  • Former Director, Human Resources, Alcoa Primary Metals, Knoxville, Tenn.

  • Brigadier General Joseph Smith, USA — Ex-Officio Member
    Director, U.S. Army Safety Center, Fort Rucker, Ala.
  • The new ASAP will begin with the original charter, signed by
    then-NASA Administrator James E. Webb. New provisions help
    assure an independent, long-term oversight of the agency’s
    safety policies and programs. Some of the revisions include:

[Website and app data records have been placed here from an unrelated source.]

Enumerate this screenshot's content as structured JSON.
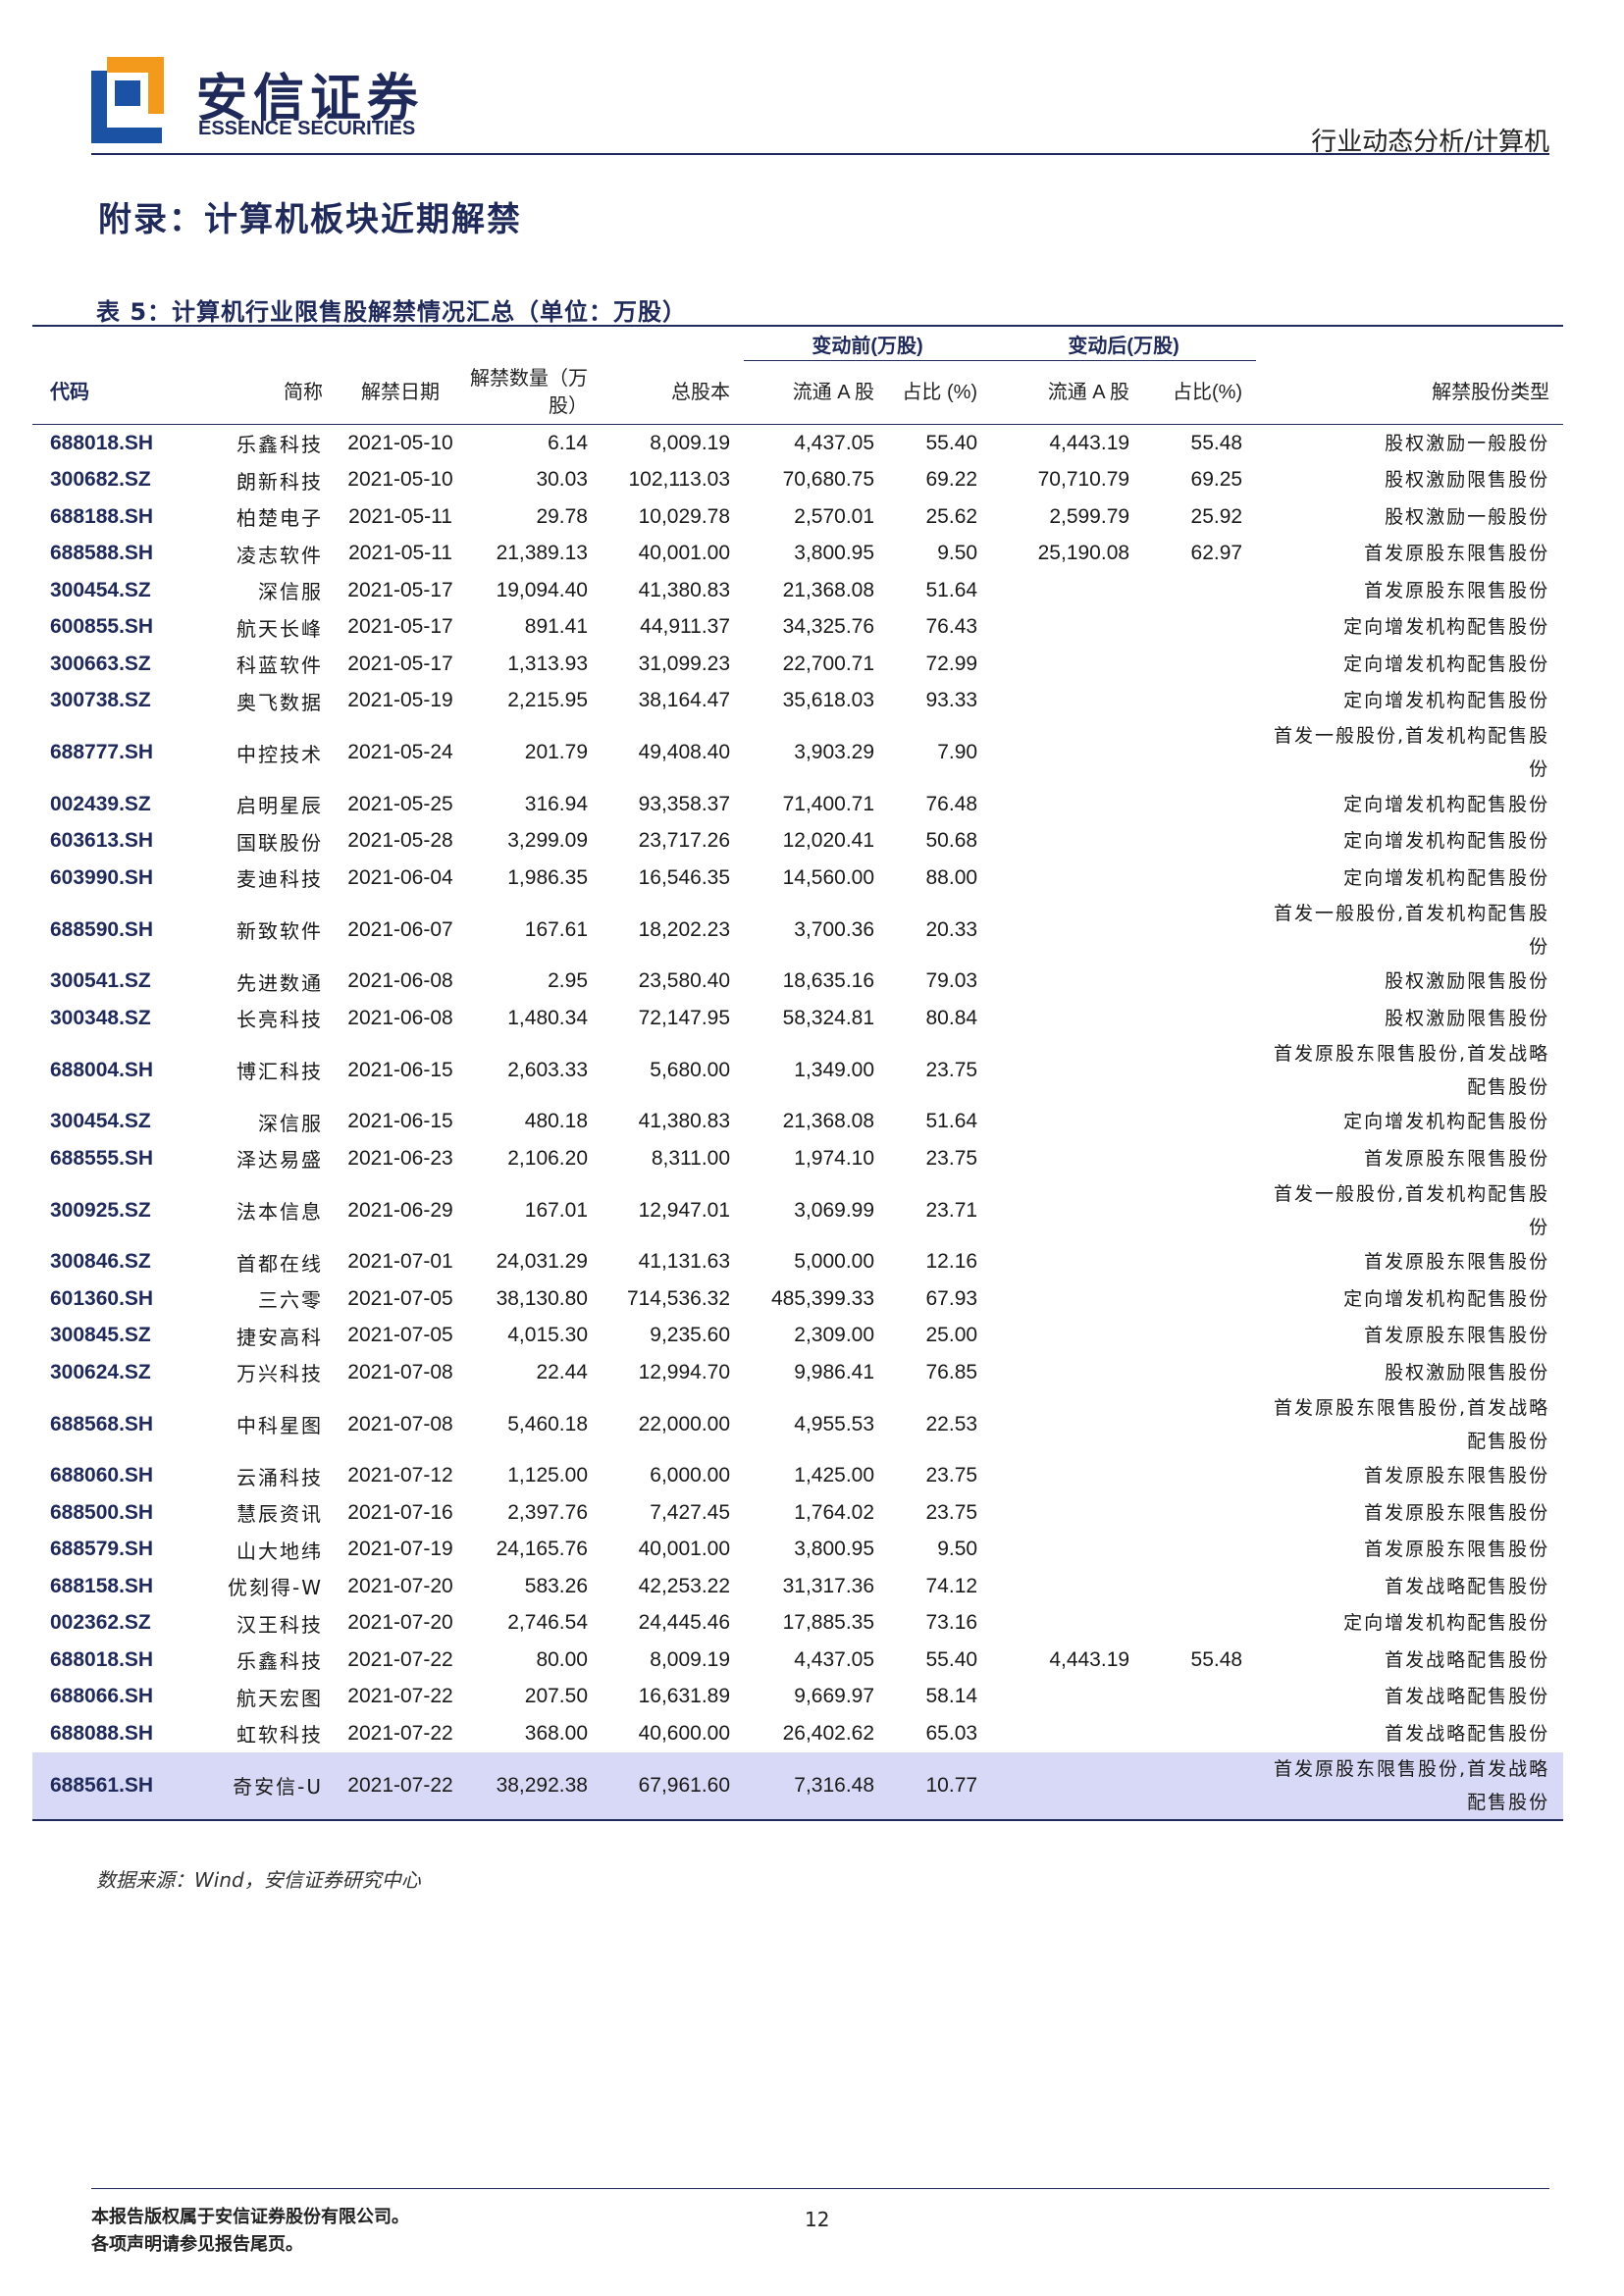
{
  "header": {
    "brand_cn": "安信证券",
    "brand_en": "ESSENCE SECURITIES",
    "report_category": "行业动态分析/计算机",
    "colors": {
      "brand_dark": "#1f2a5a",
      "brand_orange": "#f39a1c",
      "brand_blue": "#1c52a3"
    }
  },
  "section_title": "附录：计算机板块近期解禁",
  "table_title": "表 5：计算机行业限售股解禁情况汇总（单位：万股）",
  "table": {
    "group_before": "变动前(万股)",
    "group_after": "变动后(万股)",
    "columns": [
      "代码",
      "简称",
      "解禁日期",
      "解禁数量（万股）",
      "总股本",
      "流通 A 股",
      "占比 (%)",
      "流通 A 股",
      "占比(%)",
      "解禁股份类型"
    ],
    "rows": [
      [
        "688018.SH",
        "乐鑫科技",
        "2021-05-10",
        "6.14",
        "8,009.19",
        "4,437.05",
        "55.40",
        "4,443.19",
        "55.48",
        "股权激励一般股份"
      ],
      [
        "300682.SZ",
        "朗新科技",
        "2021-05-10",
        "30.03",
        "102,113.03",
        "70,680.75",
        "69.22",
        "70,710.79",
        "69.25",
        "股权激励限售股份"
      ],
      [
        "688188.SH",
        "柏楚电子",
        "2021-05-11",
        "29.78",
        "10,029.78",
        "2,570.01",
        "25.62",
        "2,599.79",
        "25.92",
        "股权激励一般股份"
      ],
      [
        "688588.SH",
        "凌志软件",
        "2021-05-11",
        "21,389.13",
        "40,001.00",
        "3,800.95",
        "9.50",
        "25,190.08",
        "62.97",
        "首发原股东限售股份"
      ],
      [
        "300454.SZ",
        "深信服",
        "2021-05-17",
        "19,094.40",
        "41,380.83",
        "21,368.08",
        "51.64",
        "",
        "",
        "首发原股东限售股份"
      ],
      [
        "600855.SH",
        "航天长峰",
        "2021-05-17",
        "891.41",
        "44,911.37",
        "34,325.76",
        "76.43",
        "",
        "",
        "定向增发机构配售股份"
      ],
      [
        "300663.SZ",
        "科蓝软件",
        "2021-05-17",
        "1,313.93",
        "31,099.23",
        "22,700.71",
        "72.99",
        "",
        "",
        "定向增发机构配售股份"
      ],
      [
        "300738.SZ",
        "奥飞数据",
        "2021-05-19",
        "2,215.95",
        "38,164.47",
        "35,618.03",
        "93.33",
        "",
        "",
        "定向增发机构配售股份"
      ],
      [
        "688777.SH",
        "中控技术",
        "2021-05-24",
        "201.79",
        "49,408.40",
        "3,903.29",
        "7.90",
        "",
        "",
        "首发一般股份,首发机构配售股份"
      ],
      [
        "002439.SZ",
        "启明星辰",
        "2021-05-25",
        "316.94",
        "93,358.37",
        "71,400.71",
        "76.48",
        "",
        "",
        "定向增发机构配售股份"
      ],
      [
        "603613.SH",
        "国联股份",
        "2021-05-28",
        "3,299.09",
        "23,717.26",
        "12,020.41",
        "50.68",
        "",
        "",
        "定向增发机构配售股份"
      ],
      [
        "603990.SH",
        "麦迪科技",
        "2021-06-04",
        "1,986.35",
        "16,546.35",
        "14,560.00",
        "88.00",
        "",
        "",
        "定向增发机构配售股份"
      ],
      [
        "688590.SH",
        "新致软件",
        "2021-06-07",
        "167.61",
        "18,202.23",
        "3,700.36",
        "20.33",
        "",
        "",
        "首发一般股份,首发机构配售股份"
      ],
      [
        "300541.SZ",
        "先进数通",
        "2021-06-08",
        "2.95",
        "23,580.40",
        "18,635.16",
        "79.03",
        "",
        "",
        "股权激励限售股份"
      ],
      [
        "300348.SZ",
        "长亮科技",
        "2021-06-08",
        "1,480.34",
        "72,147.95",
        "58,324.81",
        "80.84",
        "",
        "",
        "股权激励限售股份"
      ],
      [
        "688004.SH",
        "博汇科技",
        "2021-06-15",
        "2,603.33",
        "5,680.00",
        "1,349.00",
        "23.75",
        "",
        "",
        "首发原股东限售股份,首发战略配售股份"
      ],
      [
        "300454.SZ",
        "深信服",
        "2021-06-15",
        "480.18",
        "41,380.83",
        "21,368.08",
        "51.64",
        "",
        "",
        "定向增发机构配售股份"
      ],
      [
        "688555.SH",
        "泽达易盛",
        "2021-06-23",
        "2,106.20",
        "8,311.00",
        "1,974.10",
        "23.75",
        "",
        "",
        "首发原股东限售股份"
      ],
      [
        "300925.SZ",
        "法本信息",
        "2021-06-29",
        "167.01",
        "12,947.01",
        "3,069.99",
        "23.71",
        "",
        "",
        "首发一般股份,首发机构配售股份"
      ],
      [
        "300846.SZ",
        "首都在线",
        "2021-07-01",
        "24,031.29",
        "41,131.63",
        "5,000.00",
        "12.16",
        "",
        "",
        "首发原股东限售股份"
      ],
      [
        "601360.SH",
        "三六零",
        "2021-07-05",
        "38,130.80",
        "714,536.32",
        "485,399.33",
        "67.93",
        "",
        "",
        "定向增发机构配售股份"
      ],
      [
        "300845.SZ",
        "捷安高科",
        "2021-07-05",
        "4,015.30",
        "9,235.60",
        "2,309.00",
        "25.00",
        "",
        "",
        "首发原股东限售股份"
      ],
      [
        "300624.SZ",
        "万兴科技",
        "2021-07-08",
        "22.44",
        "12,994.70",
        "9,986.41",
        "76.85",
        "",
        "",
        "股权激励限售股份"
      ],
      [
        "688568.SH",
        "中科星图",
        "2021-07-08",
        "5,460.18",
        "22,000.00",
        "4,955.53",
        "22.53",
        "",
        "",
        "首发原股东限售股份,首发战略配售股份"
      ],
      [
        "688060.SH",
        "云涌科技",
        "2021-07-12",
        "1,125.00",
        "6,000.00",
        "1,425.00",
        "23.75",
        "",
        "",
        "首发原股东限售股份"
      ],
      [
        "688500.SH",
        "慧辰资讯",
        "2021-07-16",
        "2,397.76",
        "7,427.45",
        "1,764.02",
        "23.75",
        "",
        "",
        "首发原股东限售股份"
      ],
      [
        "688579.SH",
        "山大地纬",
        "2021-07-19",
        "24,165.76",
        "40,001.00",
        "3,800.95",
        "9.50",
        "",
        "",
        "首发原股东限售股份"
      ],
      [
        "688158.SH",
        "优刻得-W",
        "2021-07-20",
        "583.26",
        "42,253.22",
        "31,317.36",
        "74.12",
        "",
        "",
        "首发战略配售股份"
      ],
      [
        "002362.SZ",
        "汉王科技",
        "2021-07-20",
        "2,746.54",
        "24,445.46",
        "17,885.35",
        "73.16",
        "",
        "",
        "定向增发机构配售股份"
      ],
      [
        "688018.SH",
        "乐鑫科技",
        "2021-07-22",
        "80.00",
        "8,009.19",
        "4,437.05",
        "55.40",
        "4,443.19",
        "55.48",
        "首发战略配售股份"
      ],
      [
        "688066.SH",
        "航天宏图",
        "2021-07-22",
        "207.50",
        "16,631.89",
        "9,669.97",
        "58.14",
        "",
        "",
        "首发战略配售股份"
      ],
      [
        "688088.SH",
        "虹软科技",
        "2021-07-22",
        "368.00",
        "40,600.00",
        "26,402.62",
        "65.03",
        "",
        "",
        "首发战略配售股份"
      ],
      [
        "688561.SH",
        "奇安信-U",
        "2021-07-22",
        "38,292.38",
        "67,961.60",
        "7,316.48",
        "10.77",
        "",
        "",
        "首发原股东限售股份,首发战略配售股份"
      ]
    ]
  },
  "source_note": "数据来源：Wind，安信证券研究中心",
  "footer": {
    "line1": "本报告版权属于安信证券股份有限公司。",
    "line2": "各项声明请参见报告尾页。",
    "page_number": "12"
  }
}
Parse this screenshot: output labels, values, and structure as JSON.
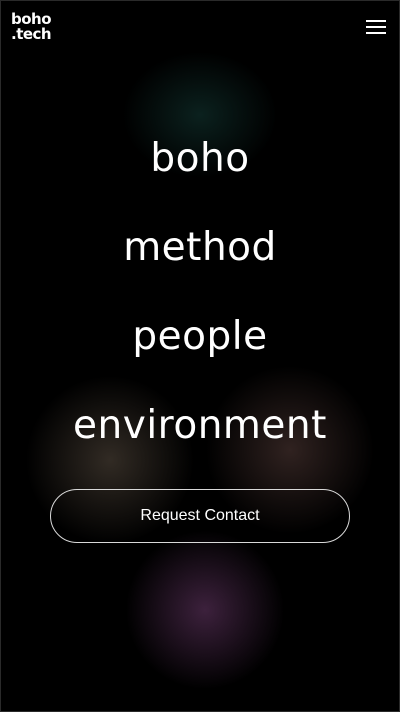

    The new ASAP will report quarterly instead of annually
    The term for new members is two years, extendable to a
    maximum of six years in order to stagger terms of
    service and ensure a fresh perspective at regular
    The new ASAP focuses on NASA’s safety and quality
    systems. ASAP will focus on industrial and systems
    safety, risk management, trend analysis and the
    management of these activities

    “We’ve taken extra steps to ensure the independence of this
    panel,” said Associate Administrator for Safety and Mission
    Assurance Bryan O’Connor. “While the original law and the new
    charter allow for NASA members, none of the new members is a
    current or former agency employee or contractor.”

    The new ASAP is also expected to play an important role in the
    ongoing safety assessment and review of the Space Shuttle
    program after Return to Flight. “We intend for the ASAP to
    oversee our implementation of the Columbia Accident
    Investigation Board’s recommendations long after the work of
    the Stafford-Covey Return to Flight Task Group is completed,”
    added Administrator O’Keefe. “Our intent is to
    institutionalize a renewed commitment to safety, and the panel
    will help us assure that we follow through on that objective.”

    The new Aerospace Safety Advisory Panel charter and member
    biographies are available on the Internet, at:

    Information about NASA is available on the Internet, at: